### Action item
Please copy each line of the data that includes the string "Tablas".

### Data listing
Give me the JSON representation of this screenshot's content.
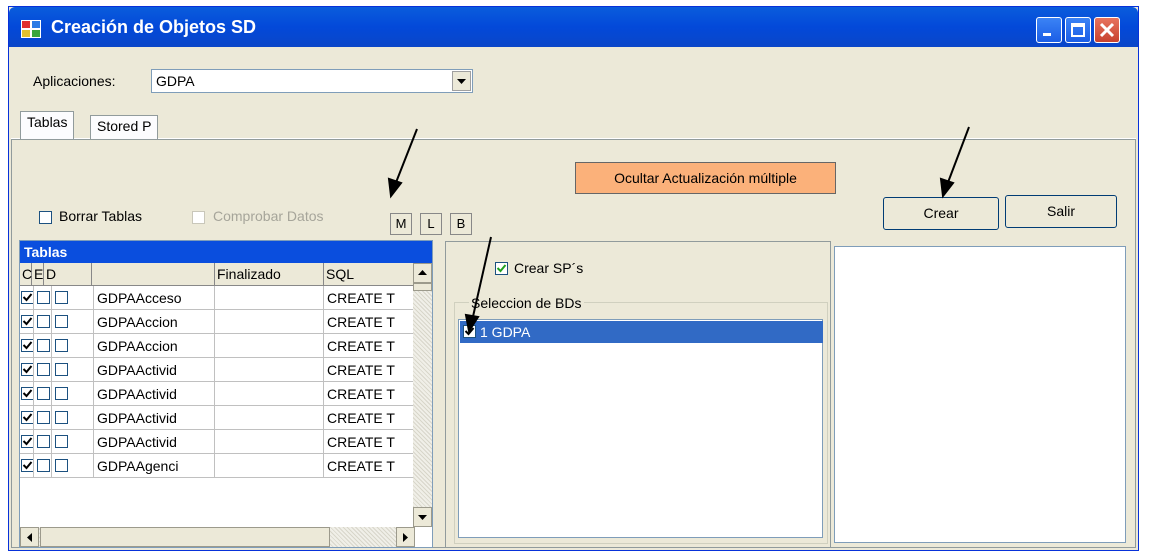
{
  "window": {
    "title": "Creación de Objetos SD"
  },
  "header": {
    "aplicaciones_label": "Aplicaciones:",
    "aplicaciones_value": "GDPA"
  },
  "tabs": [
    {
      "label": "Tablas"
    },
    {
      "label": "Stored P"
    }
  ],
  "toolbar": {
    "ocultar_label": "Ocultar Actualización múltiple",
    "crear_label": "Crear",
    "salir_label": "Salir",
    "m_label": "M",
    "l_label": "L",
    "b_label": "B",
    "borrar_tablas_label": "Borrar Tablas",
    "comprobar_datos_label": "Comprobar Datos"
  },
  "grid": {
    "caption": "Tablas",
    "columns": [
      "C",
      "E",
      "D",
      "",
      "Finalizado",
      "SQL"
    ],
    "rows": [
      {
        "c": true,
        "e": false,
        "d": false,
        "name": "GDPAAcceso",
        "finalizado": "",
        "sql": "CREATE T"
      },
      {
        "c": true,
        "e": false,
        "d": false,
        "name": "GDPAAccion",
        "finalizado": "",
        "sql": "CREATE T"
      },
      {
        "c": true,
        "e": false,
        "d": false,
        "name": "GDPAAccion",
        "finalizado": "",
        "sql": "CREATE T"
      },
      {
        "c": true,
        "e": false,
        "d": false,
        "name": "GDPAActivid",
        "finalizado": "",
        "sql": "CREATE T"
      },
      {
        "c": true,
        "e": false,
        "d": false,
        "name": "GDPAActivid",
        "finalizado": "",
        "sql": "CREATE T"
      },
      {
        "c": true,
        "e": false,
        "d": false,
        "name": "GDPAActivid",
        "finalizado": "",
        "sql": "CREATE T"
      },
      {
        "c": true,
        "e": false,
        "d": false,
        "name": "GDPAActivid",
        "finalizado": "",
        "sql": "CREATE T"
      },
      {
        "c": true,
        "e": false,
        "d": false,
        "name": "GDPAAgenci",
        "finalizado": "",
        "sql": "CREATE T"
      }
    ]
  },
  "sp_panel": {
    "crear_sps_label": "Crear SP´s",
    "crear_sps_checked": true,
    "seleccion_label": "Seleccion de BDs",
    "bds": [
      {
        "label": "1 GDPA",
        "checked": true
      }
    ]
  },
  "colors": {
    "title_bar": "#0a5ddc",
    "orange_button": "#fbb17a",
    "selection": "#316ac5",
    "grid_caption": "#0a4ede"
  }
}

### Reply to the task
      "label": "Tablas"
    "borrar_tablas_label": "Borrar Tablas",
    "caption": "Tablas",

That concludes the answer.